My time here will be brief. Arriving before sunset, I will leave with receding light. The known and the unknown, the unrelenting perfection of the Tetons, the randomness of wildlife—it all combines to bring me here, to bring me back.
Stopping, I gaze at a carefully constructed pile of twigs and sticks, their apparent random placement belies meticulous engineering. Backing up a finger of water near the Snake, they create habitat for the builders. Excess water flows through ‘spillways’. I marvel at the effort, their ability to alter the landscape.
Beavers, working within their environment, expanded the Snake’s riparian buffer, benefiting biodiversity. Thoughts of those displaced are lost in a menagerie of vegetation and wildlife. Imprinted ducklings follow their mother, wandering in groups, feeding among reeds edging the pond. Insects flourish, insectivorous birds export their impact. Abrupt ripples contrast with focused herons; both offer evidence of aquatic life.

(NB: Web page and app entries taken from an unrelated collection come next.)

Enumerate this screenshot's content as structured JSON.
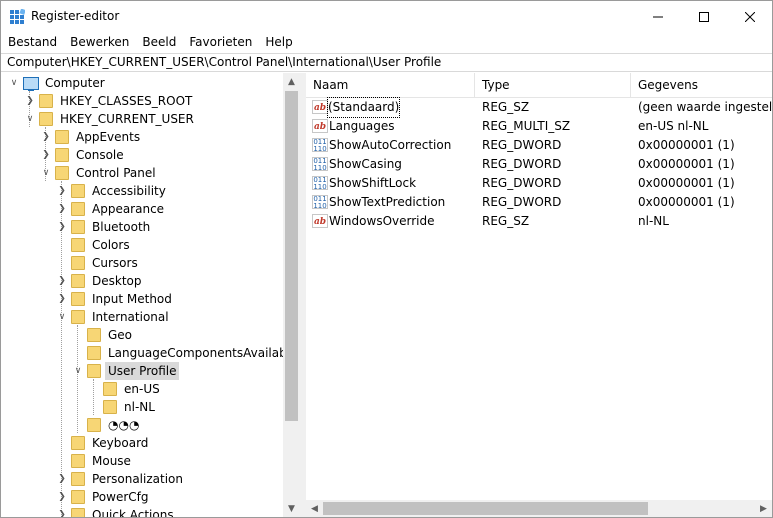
{
  "window": {
    "title": "Register-editor",
    "icons": {
      "app": "registry-editor-icon",
      "minimize": "minimize-icon",
      "maximize": "maximize-icon",
      "close": "close-icon"
    }
  },
  "menu": [
    "Bestand",
    "Bewerken",
    "Beeld",
    "Favorieten",
    "Help"
  ],
  "address": "Computer\\HKEY_CURRENT_USER\\Control Panel\\International\\User Profile",
  "tree": {
    "root": "Computer",
    "hives": [
      "HKEY_CLASSES_ROOT",
      "HKEY_CURRENT_USER"
    ],
    "hkcu_children": [
      "AppEvents",
      "Console",
      "Control Panel"
    ],
    "control_panel_children": [
      "Accessibility",
      "Appearance",
      "Bluetooth",
      "Colors",
      "Cursors",
      "Desktop",
      "Input Method",
      "International"
    ],
    "international_children": [
      "Geo",
      "LanguageComponentsAvailable",
      "User Profile"
    ],
    "user_profile_children": [
      "en-US",
      "nl-NL"
    ],
    "unnamed_key": "◔◔◔",
    "control_panel_more": [
      "Keyboard",
      "Mouse",
      "Personalization",
      "PowerCfg",
      "Quick Actions"
    ],
    "selected": "User Profile"
  },
  "list": {
    "columns": [
      "Naam",
      "Type",
      "Gegevens"
    ],
    "rows": [
      {
        "name": "(Standaard)",
        "type": "REG_SZ",
        "data": "(geen waarde ingesteld)",
        "icon": "string-value-icon"
      },
      {
        "name": "Languages",
        "type": "REG_MULTI_SZ",
        "data": "en-US nl-NL",
        "icon": "string-value-icon"
      },
      {
        "name": "ShowAutoCorrection",
        "type": "REG_DWORD",
        "data": "0x00000001 (1)",
        "icon": "binary-value-icon"
      },
      {
        "name": "ShowCasing",
        "type": "REG_DWORD",
        "data": "0x00000001 (1)",
        "icon": "binary-value-icon"
      },
      {
        "name": "ShowShiftLock",
        "type": "REG_DWORD",
        "data": "0x00000001 (1)",
        "icon": "binary-value-icon"
      },
      {
        "name": "ShowTextPrediction",
        "type": "REG_DWORD",
        "data": "0x00000001 (1)",
        "icon": "binary-value-icon"
      },
      {
        "name": "WindowsOverride",
        "type": "REG_SZ",
        "data": "nl-NL",
        "icon": "string-value-icon"
      }
    ]
  }
}
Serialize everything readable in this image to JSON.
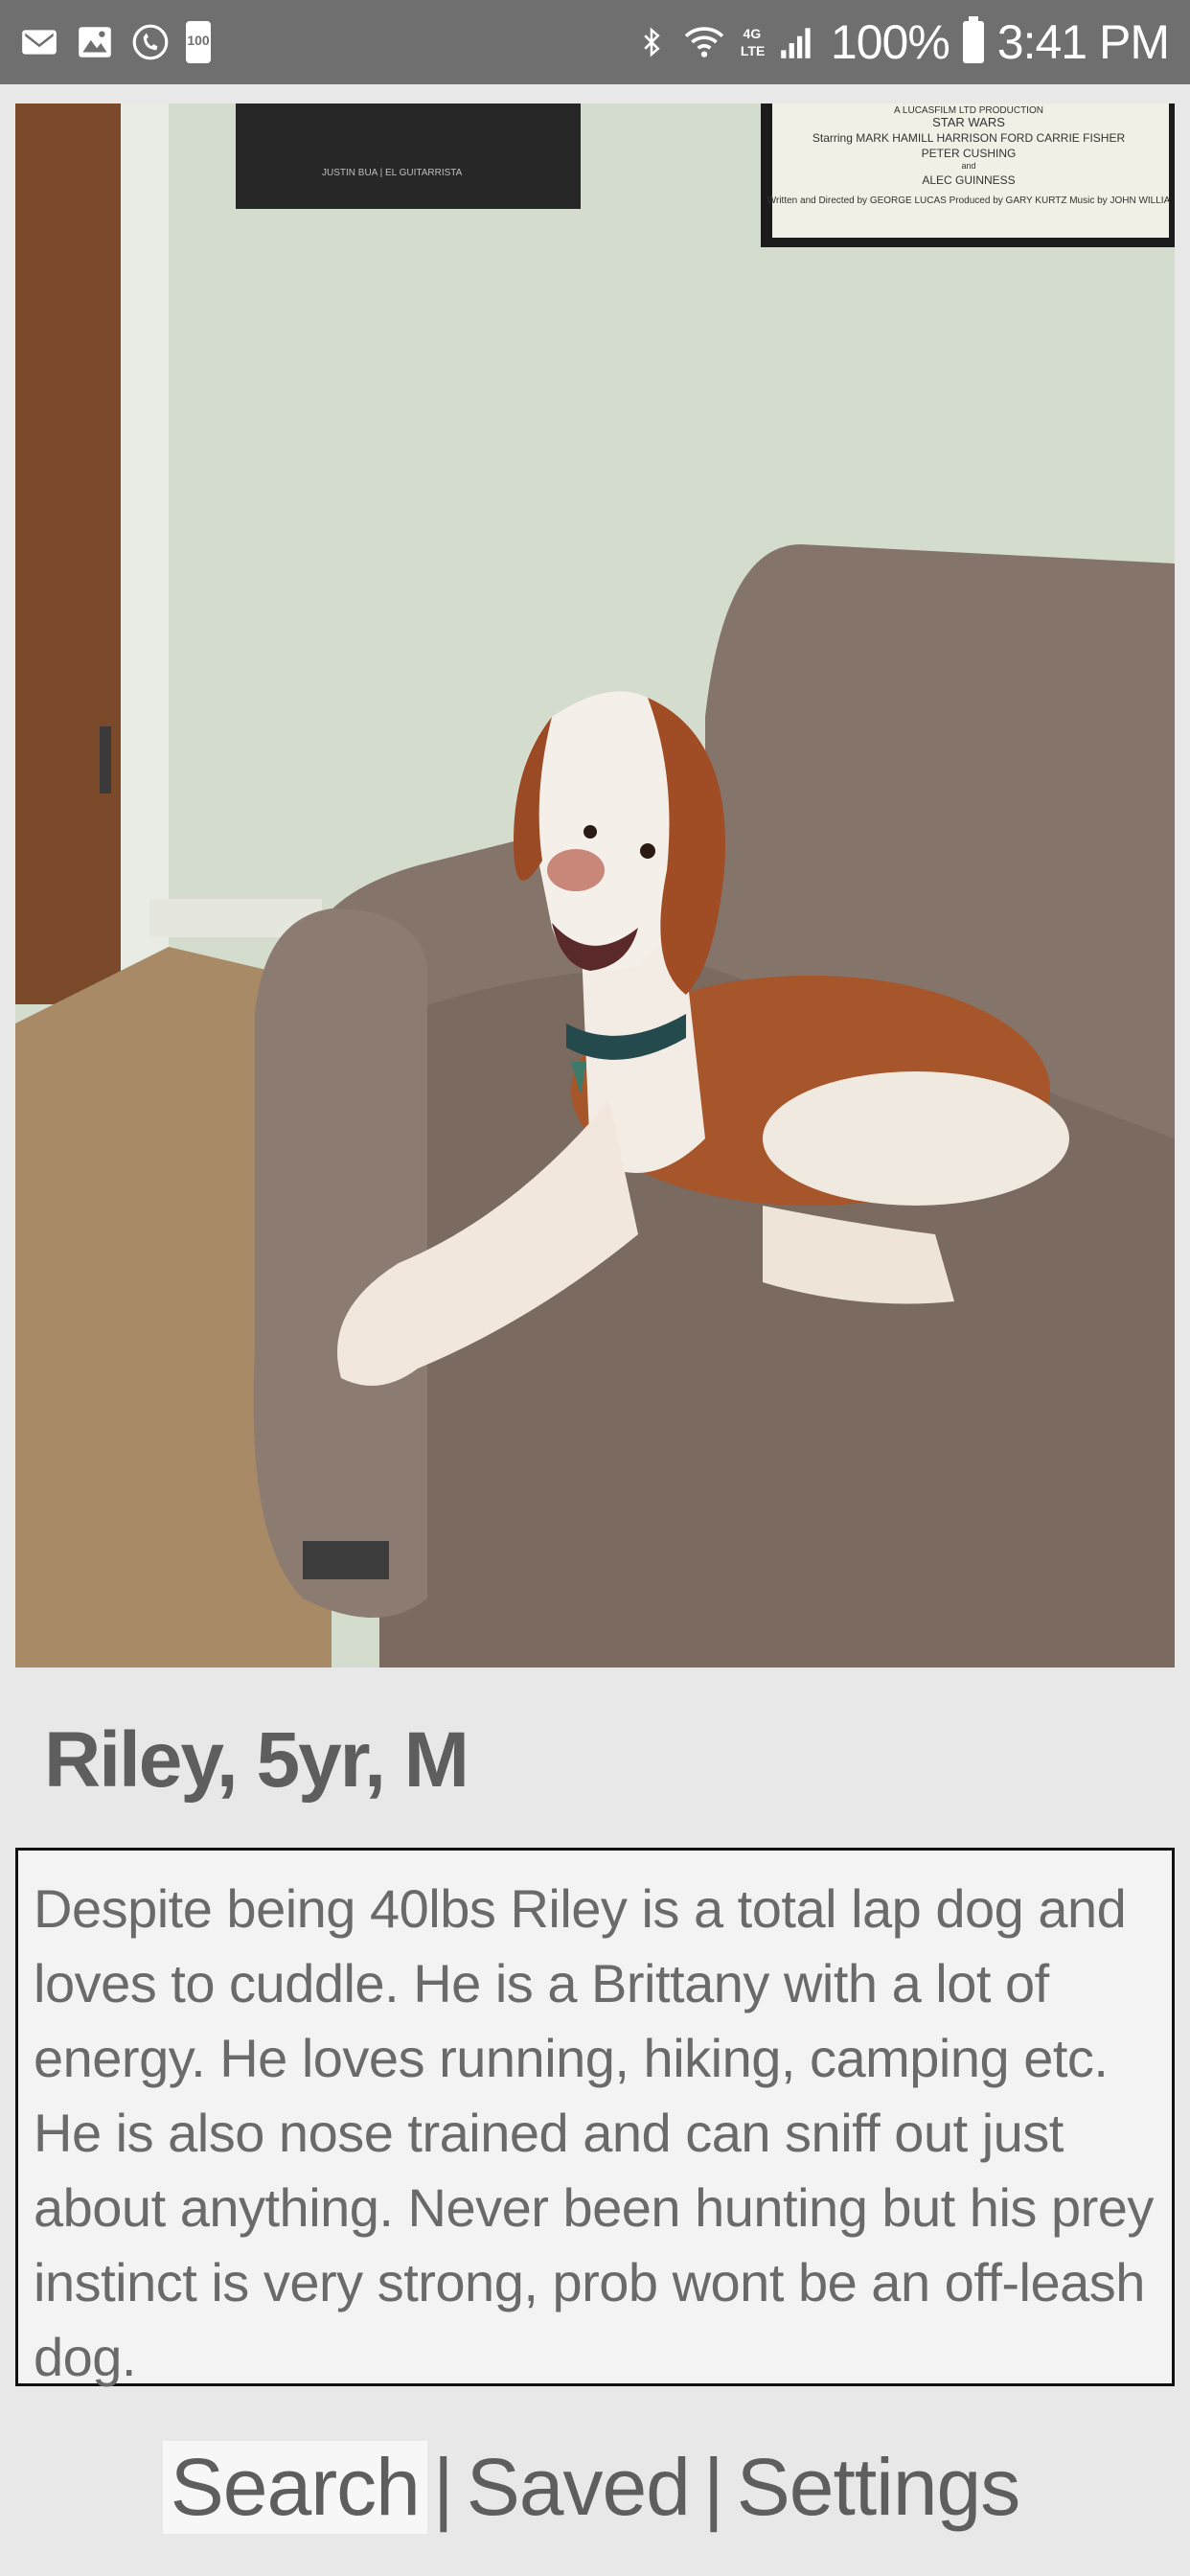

Evidence of their labor, their persistence, is overwhelming but they are not visible. As a species beavers are incapable of understanding the forces of nature that created their mountains. They are unaware of the forward thinkers, those who stepped forward, provided a framework and protected this land. Here they are free, facing risk, living life. Unfettered, they flourish.